Something I have recently learned since attending shows at Radio Radio; never make an appearance at the time they list on the bill. Unless you plan on starting off with a dozen discounted shots or tackling a few yummy Sun King brews; it’s easily an hour or more wait time.
So here I am waiting through a lag-ridden sound check, with no one to blame but myself. Canada’s Hollerado were staggering around the stage, looking lost and anxious. Even when they were finally mounted to their instruments, their blatant lack of confidence was distracting. Lead singer Menno Versteeg made a questionable plea to a mostly indifferent crowd, “We got a lot of space up here in the front, so come join us! Um…if you want…your call.” A few oblige this request but mostly is left with eye rolls.
This awkwardness completely dissipates when they thrash into the catchy yet sarcastic “Do The Doot Da Doot Do”. On immediate reaction, gave a Finger Eleven “Paralyzer” vibe only with a power pop presence. Bassist Dean Baxter supplied funky bass line after another on songs like “Americanarama” and “Riverside”. As if their repetitive choruses and hooks weren’t enough, Hollerado themselves were the true showcases of their set. Finally, the nerves are settled and the true personalities shined. As true Canadians, they joked about hockey coaches, Canada’s version of colorful language among other randomness. Some band’s in-between song banter can be provoking at times but these guys had the crowd entertained and giggling throughout. Hollerado, whether performing or simply being social, had a fun and infectious energy about them that couldn’t be ignored.
The crowd liked them enough to demand an encore. Their enthusiasm must have traveled backstage, as the lead guitarist (Geoff Bucknam) and drummer (Nick Shuminsky) for Free Energy joined them on stage for an impromptu jam session to close out the set.
Free Energy wasted little time after Hollerado before they broke into their breakthrough single, appropriately named “Free Energy”. It was initially hard to transition the flamboyant antics of Hollerado but this was replaced with a knowledge and fondness of the band’s more popular material. It took no time for the floor to be packed. With a band that has very recently rose to its fame, they had an overly relaxed ‘been there, done that’ stage presence with lead singer Paul Sprangers leading the charge. Free Energy was destined for radio with songs like “All I Know” that has floating hooks that conjure up memories.

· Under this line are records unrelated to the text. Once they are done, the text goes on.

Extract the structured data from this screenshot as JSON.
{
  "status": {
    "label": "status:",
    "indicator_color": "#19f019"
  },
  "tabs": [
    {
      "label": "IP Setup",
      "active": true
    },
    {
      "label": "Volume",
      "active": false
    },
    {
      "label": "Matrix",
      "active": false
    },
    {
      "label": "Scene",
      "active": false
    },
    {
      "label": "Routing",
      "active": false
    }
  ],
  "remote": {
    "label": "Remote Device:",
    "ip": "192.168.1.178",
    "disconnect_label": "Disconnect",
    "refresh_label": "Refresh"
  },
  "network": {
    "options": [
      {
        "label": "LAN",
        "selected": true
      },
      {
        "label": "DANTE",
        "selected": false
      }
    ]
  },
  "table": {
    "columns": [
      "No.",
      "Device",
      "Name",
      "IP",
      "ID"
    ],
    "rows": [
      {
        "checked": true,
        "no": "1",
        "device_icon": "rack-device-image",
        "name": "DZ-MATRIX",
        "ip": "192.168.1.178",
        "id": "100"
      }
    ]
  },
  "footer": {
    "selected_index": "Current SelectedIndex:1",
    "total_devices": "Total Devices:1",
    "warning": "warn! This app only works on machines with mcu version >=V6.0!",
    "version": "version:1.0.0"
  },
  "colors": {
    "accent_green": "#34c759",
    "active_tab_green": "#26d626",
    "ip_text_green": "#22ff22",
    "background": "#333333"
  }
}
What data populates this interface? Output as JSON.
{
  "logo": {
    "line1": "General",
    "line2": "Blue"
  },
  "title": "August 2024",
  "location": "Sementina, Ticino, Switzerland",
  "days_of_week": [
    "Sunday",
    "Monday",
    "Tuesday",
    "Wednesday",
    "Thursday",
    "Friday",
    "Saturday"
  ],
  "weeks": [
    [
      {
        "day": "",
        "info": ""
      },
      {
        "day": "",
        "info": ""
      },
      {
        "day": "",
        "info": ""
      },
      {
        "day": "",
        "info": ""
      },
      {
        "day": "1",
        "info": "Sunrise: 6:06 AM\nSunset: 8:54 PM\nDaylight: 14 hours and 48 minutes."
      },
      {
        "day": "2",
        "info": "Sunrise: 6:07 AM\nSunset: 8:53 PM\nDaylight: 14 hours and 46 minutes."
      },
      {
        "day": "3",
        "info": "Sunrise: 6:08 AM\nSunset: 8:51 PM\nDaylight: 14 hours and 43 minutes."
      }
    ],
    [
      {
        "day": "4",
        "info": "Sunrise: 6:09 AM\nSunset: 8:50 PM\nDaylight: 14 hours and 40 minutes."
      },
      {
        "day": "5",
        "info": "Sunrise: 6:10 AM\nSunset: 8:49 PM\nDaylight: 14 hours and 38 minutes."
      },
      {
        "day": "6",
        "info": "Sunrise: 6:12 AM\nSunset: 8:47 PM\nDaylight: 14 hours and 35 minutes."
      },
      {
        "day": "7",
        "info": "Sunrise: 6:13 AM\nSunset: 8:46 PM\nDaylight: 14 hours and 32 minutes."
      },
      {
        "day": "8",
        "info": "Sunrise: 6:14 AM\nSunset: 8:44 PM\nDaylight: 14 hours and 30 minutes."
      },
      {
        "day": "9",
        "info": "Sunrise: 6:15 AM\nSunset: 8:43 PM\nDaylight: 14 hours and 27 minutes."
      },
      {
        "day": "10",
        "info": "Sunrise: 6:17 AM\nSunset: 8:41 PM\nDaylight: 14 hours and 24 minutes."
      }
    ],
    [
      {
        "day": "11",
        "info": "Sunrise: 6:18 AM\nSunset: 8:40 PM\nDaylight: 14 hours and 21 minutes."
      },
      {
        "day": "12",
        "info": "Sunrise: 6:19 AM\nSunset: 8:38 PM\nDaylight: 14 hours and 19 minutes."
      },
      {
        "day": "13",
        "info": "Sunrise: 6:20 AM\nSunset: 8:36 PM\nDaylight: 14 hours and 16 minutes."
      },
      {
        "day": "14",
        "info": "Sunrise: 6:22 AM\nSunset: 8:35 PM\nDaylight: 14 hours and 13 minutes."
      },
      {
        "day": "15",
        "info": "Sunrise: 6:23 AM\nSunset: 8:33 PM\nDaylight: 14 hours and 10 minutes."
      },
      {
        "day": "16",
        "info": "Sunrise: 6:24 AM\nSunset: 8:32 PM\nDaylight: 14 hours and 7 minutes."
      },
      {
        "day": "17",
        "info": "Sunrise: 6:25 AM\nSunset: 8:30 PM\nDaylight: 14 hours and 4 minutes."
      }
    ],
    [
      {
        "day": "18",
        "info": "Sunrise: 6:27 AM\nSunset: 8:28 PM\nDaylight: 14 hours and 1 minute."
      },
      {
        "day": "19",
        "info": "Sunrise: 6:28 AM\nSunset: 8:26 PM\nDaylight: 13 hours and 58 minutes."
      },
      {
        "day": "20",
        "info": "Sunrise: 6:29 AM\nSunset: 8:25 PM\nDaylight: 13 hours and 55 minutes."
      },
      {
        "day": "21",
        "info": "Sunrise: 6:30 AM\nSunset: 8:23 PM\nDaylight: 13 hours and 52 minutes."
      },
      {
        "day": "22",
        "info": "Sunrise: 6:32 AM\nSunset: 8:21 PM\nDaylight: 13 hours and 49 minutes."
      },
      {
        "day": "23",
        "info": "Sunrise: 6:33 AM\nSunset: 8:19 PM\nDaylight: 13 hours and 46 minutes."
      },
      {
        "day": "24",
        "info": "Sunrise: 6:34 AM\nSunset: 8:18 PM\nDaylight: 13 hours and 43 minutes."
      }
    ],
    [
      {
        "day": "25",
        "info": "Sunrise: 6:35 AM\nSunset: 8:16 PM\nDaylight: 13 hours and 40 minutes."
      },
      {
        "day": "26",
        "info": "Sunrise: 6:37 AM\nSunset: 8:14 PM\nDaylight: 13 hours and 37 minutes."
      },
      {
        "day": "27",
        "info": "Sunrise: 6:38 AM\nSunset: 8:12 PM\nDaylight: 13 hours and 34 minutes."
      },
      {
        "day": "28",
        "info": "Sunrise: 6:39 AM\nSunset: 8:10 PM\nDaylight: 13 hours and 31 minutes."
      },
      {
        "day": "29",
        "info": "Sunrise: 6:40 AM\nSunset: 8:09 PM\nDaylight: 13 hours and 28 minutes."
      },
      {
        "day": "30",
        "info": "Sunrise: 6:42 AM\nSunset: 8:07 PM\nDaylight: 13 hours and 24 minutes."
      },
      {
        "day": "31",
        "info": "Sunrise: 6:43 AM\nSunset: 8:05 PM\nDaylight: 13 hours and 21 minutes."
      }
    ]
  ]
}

They played a new song off an upcoming album that could easily be mistaken for a tame Andrew W.K. minus the terrible voice renditions of Andrew W.K. himself. I was conflicted on “Bang Pop”. Even live with Lynyrd Skynyrd guitar styling, the song seems campy and hard to take seriously. Only problem is, as much as I hated myself for it, I still found myself gleefully bobbing my head back and forth. Luckily, all four members of Hollerado jumped on stage to distract me from my internal struggle. A spark was lit under Free Energy as they fanatically jumped up and down with Hollerado throughout the song’s climax. I found it pleasingly ironic that a band called Free Energy was proactively borrowing energy from another band entirely.
It was a brisk set from Free Energy. Without Hollerado, I’m sure I would have left disappointed with just an album’s worth of material to assemble. I’m sure with future albums and more road experience, both Hollerado and Free Energy will only grow from these experiences. When those times come, I’m afraid more than likely the price of admission will change and they won’t be at the approachable Radio Radio. Let’s just hope that’s all that changes with these guys.